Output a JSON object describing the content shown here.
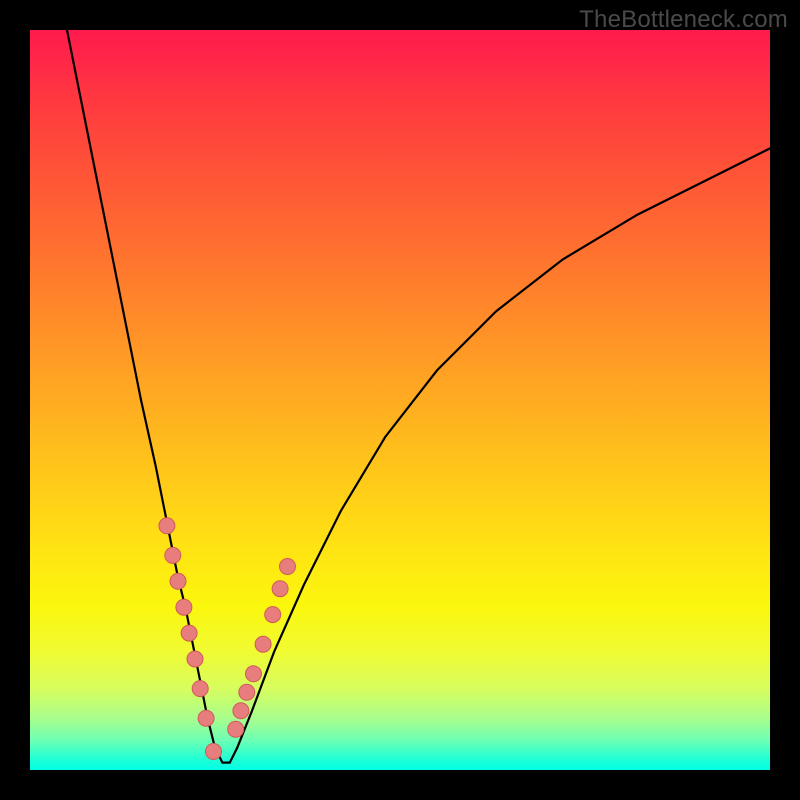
{
  "watermark": {
    "text": "TheBottleneck.com"
  },
  "colors": {
    "frame_bg": "#000000",
    "curve_stroke": "#000000",
    "marker_fill": "#e77d7d",
    "marker_stroke": "#d05a5a"
  },
  "chart_data": {
    "type": "line",
    "title": "",
    "xlabel": "",
    "ylabel": "",
    "xlim": [
      0,
      100
    ],
    "ylim": [
      0,
      100
    ],
    "grid": false,
    "legend": false,
    "series": [
      {
        "name": "bottleneck-curve",
        "x": [
          5,
          7,
          9,
          11,
          13,
          15,
          17,
          19,
          20,
          21,
          22,
          23,
          24,
          25,
          26,
          27,
          28,
          30,
          33,
          37,
          42,
          48,
          55,
          63,
          72,
          82,
          92,
          100
        ],
        "y": [
          100,
          90,
          80,
          70,
          60,
          50,
          41,
          31,
          26,
          22,
          17,
          12,
          7,
          3,
          1,
          1,
          3,
          8,
          16,
          25,
          35,
          45,
          54,
          62,
          69,
          75,
          80,
          84
        ]
      }
    ],
    "markers": [
      {
        "name": "left-cluster",
        "x": [
          18.5,
          19.3,
          20.0,
          20.8,
          21.5,
          22.3,
          23.0,
          23.8,
          24.8
        ],
        "y": [
          33.0,
          29.0,
          25.5,
          22.0,
          18.5,
          15.0,
          11.0,
          7.0,
          2.5
        ]
      },
      {
        "name": "right-cluster",
        "x": [
          27.8,
          28.5,
          29.3,
          30.2,
          31.5,
          32.8,
          33.8,
          34.8
        ],
        "y": [
          5.5,
          8.0,
          10.5,
          13.0,
          17.0,
          21.0,
          24.5,
          27.5
        ]
      }
    ]
  }
}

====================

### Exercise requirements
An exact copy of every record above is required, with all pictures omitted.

### Exercise answer
Output a JSON object describing the content shown here.
{
  "watermark": {
    "text": "TheBottleneck.com"
  },
  "colors": {
    "frame_bg": "#000000",
    "curve_stroke": "#000000",
    "marker_fill": "#e77d7d",
    "marker_stroke": "#d05a5a"
  },
  "chart_data": {
    "type": "line",
    "title": "",
    "xlabel": "",
    "ylabel": "",
    "xlim": [
      0,
      100
    ],
    "ylim": [
      0,
      100
    ],
    "grid": false,
    "legend": false,
    "series": [
      {
        "name": "bottleneck-curve",
        "x": [
          5,
          7,
          9,
          11,
          13,
          15,
          17,
          19,
          20,
          21,
          22,
          23,
          24,
          25,
          26,
          27,
          28,
          30,
          33,
          37,
          42,
          48,
          55,
          63,
          72,
          82,
          92,
          100
        ],
        "y": [
          100,
          90,
          80,
          70,
          60,
          50,
          41,
          31,
          26,
          22,
          17,
          12,
          7,
          3,
          1,
          1,
          3,
          8,
          16,
          25,
          35,
          45,
          54,
          62,
          69,
          75,
          80,
          84
        ]
      }
    ],
    "markers": [
      {
        "name": "left-cluster",
        "x": [
          18.5,
          19.3,
          20.0,
          20.8,
          21.5,
          22.3,
          23.0,
          23.8,
          24.8
        ],
        "y": [
          33.0,
          29.0,
          25.5,
          22.0,
          18.5,
          15.0,
          11.0,
          7.0,
          2.5
        ]
      },
      {
        "name": "right-cluster",
        "x": [
          27.8,
          28.5,
          29.3,
          30.2,
          31.5,
          32.8,
          33.8,
          34.8
        ],
        "y": [
          5.5,
          8.0,
          10.5,
          13.0,
          17.0,
          21.0,
          24.5,
          27.5
        ]
      }
    ]
  }
}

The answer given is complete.